*** Material provided Section Begins ***

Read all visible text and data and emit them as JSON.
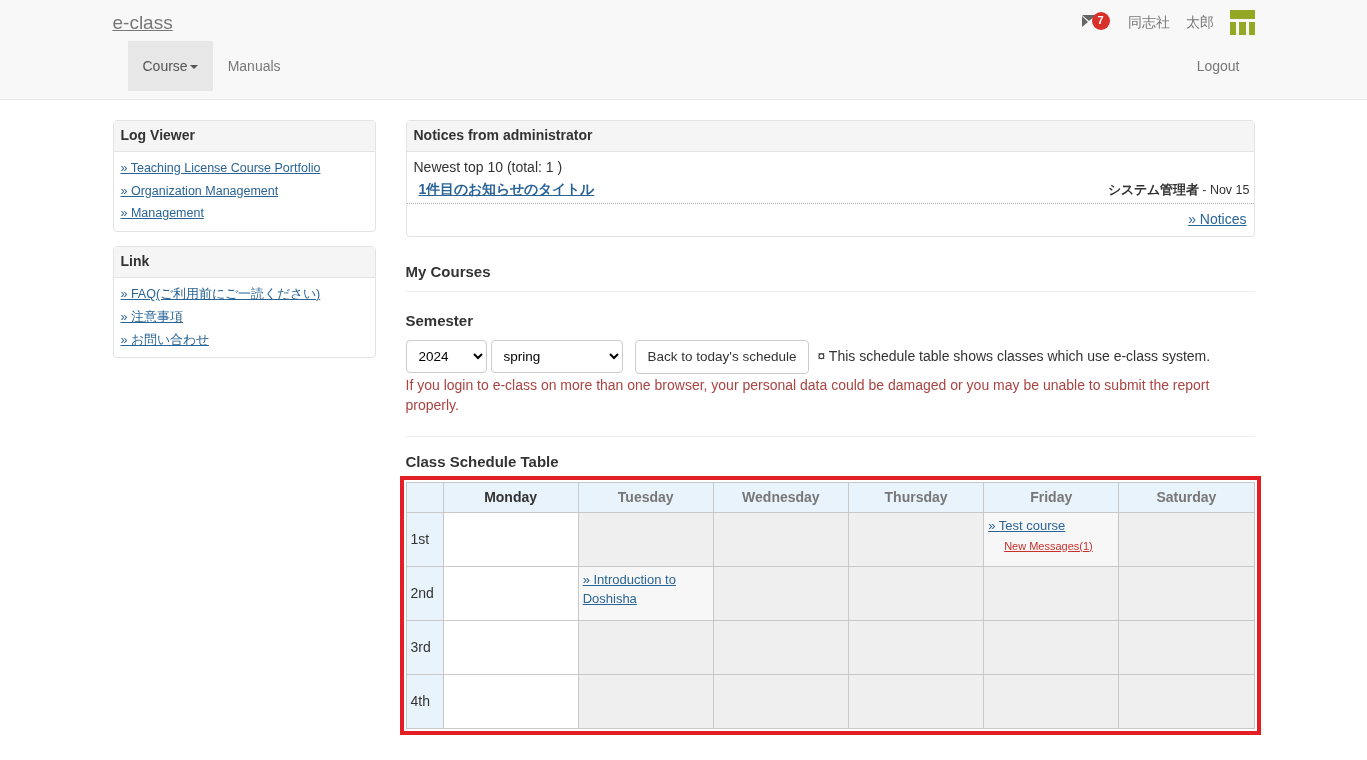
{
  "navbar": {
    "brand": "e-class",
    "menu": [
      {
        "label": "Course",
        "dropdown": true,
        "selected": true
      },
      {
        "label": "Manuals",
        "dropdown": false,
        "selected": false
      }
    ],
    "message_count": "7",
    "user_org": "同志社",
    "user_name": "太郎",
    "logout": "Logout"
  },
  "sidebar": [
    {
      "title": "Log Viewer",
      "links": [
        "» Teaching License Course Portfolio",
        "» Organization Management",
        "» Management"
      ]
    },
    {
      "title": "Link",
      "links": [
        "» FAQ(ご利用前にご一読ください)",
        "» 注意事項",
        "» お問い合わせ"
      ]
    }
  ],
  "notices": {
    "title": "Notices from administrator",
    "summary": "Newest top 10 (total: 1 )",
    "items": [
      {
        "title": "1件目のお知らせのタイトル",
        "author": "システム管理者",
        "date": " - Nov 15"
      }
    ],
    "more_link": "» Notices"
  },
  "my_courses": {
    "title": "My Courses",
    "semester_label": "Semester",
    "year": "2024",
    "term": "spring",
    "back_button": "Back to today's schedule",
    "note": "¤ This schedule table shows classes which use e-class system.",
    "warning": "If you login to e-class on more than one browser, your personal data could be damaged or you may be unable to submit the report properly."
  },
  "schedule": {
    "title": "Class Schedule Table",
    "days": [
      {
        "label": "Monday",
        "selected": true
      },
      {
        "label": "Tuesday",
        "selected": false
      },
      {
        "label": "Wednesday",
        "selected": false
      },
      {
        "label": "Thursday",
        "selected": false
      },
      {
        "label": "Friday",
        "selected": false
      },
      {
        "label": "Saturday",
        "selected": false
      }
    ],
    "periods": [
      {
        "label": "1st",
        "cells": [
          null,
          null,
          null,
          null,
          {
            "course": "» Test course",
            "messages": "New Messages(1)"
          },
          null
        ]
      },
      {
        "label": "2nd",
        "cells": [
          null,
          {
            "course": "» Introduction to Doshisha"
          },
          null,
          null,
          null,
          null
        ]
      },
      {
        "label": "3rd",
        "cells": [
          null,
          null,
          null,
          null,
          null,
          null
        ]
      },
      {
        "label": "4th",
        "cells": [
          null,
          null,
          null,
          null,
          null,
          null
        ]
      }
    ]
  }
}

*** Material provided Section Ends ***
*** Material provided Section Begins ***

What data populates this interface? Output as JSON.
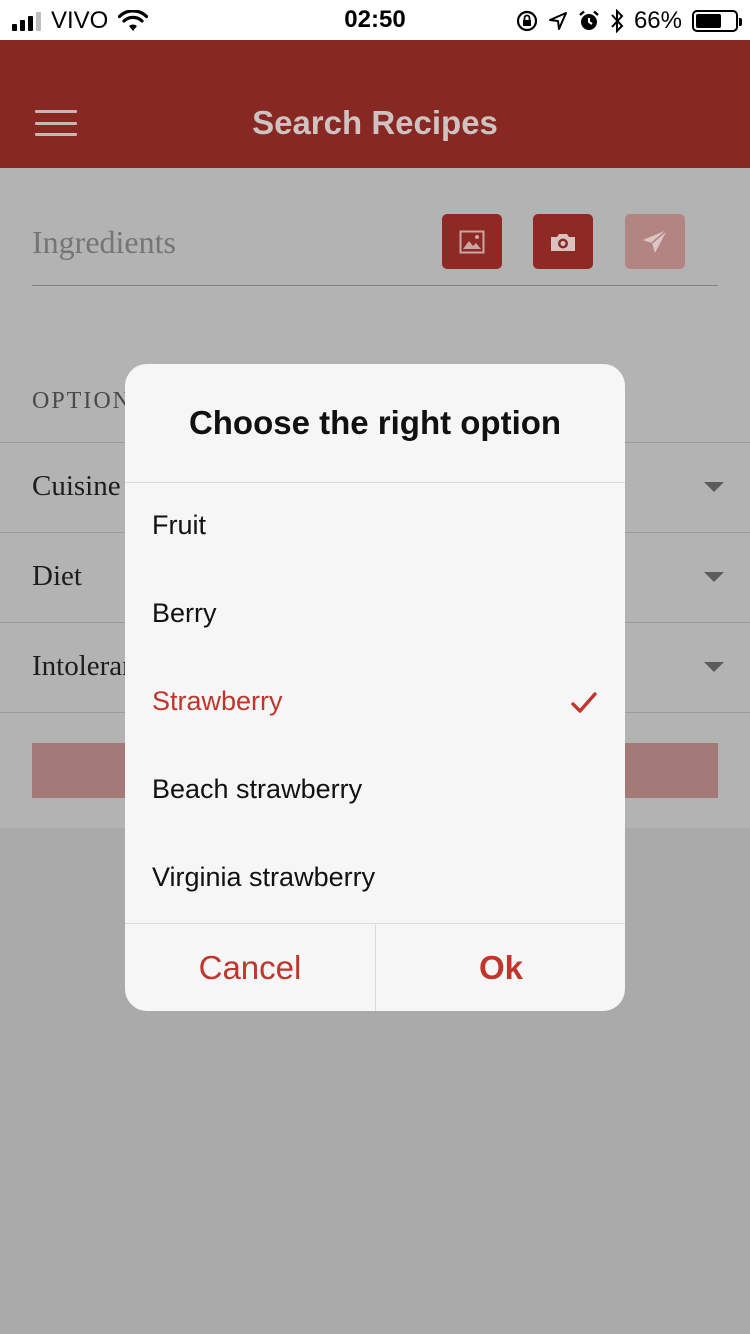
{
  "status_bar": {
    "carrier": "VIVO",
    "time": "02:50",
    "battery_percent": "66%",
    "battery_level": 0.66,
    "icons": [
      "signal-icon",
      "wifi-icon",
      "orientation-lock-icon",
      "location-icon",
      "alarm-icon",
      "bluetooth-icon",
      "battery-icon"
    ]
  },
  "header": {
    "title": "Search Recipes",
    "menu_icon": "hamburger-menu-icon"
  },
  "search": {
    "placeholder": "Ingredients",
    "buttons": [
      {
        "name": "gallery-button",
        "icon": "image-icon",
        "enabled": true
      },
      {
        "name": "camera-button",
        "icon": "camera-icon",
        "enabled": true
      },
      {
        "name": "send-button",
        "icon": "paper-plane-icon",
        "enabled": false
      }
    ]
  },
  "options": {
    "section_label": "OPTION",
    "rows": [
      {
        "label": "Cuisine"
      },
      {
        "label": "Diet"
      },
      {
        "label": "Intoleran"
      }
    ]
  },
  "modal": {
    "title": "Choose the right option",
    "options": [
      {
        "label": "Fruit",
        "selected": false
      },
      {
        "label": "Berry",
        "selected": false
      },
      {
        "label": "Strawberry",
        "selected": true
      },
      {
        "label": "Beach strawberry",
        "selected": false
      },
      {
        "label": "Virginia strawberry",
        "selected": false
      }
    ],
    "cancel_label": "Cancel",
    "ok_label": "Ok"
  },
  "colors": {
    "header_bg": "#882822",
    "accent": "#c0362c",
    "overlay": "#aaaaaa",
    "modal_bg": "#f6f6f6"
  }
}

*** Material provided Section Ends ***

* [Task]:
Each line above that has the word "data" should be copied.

* [Solution for this task]:
Read all visible text and data and emit them as JSON.
    "warning": "If you login to e-class on more than one browser, your personal data could be damaged or you may be unable to submit the report properly."
What data populates this interface? Output as JSON.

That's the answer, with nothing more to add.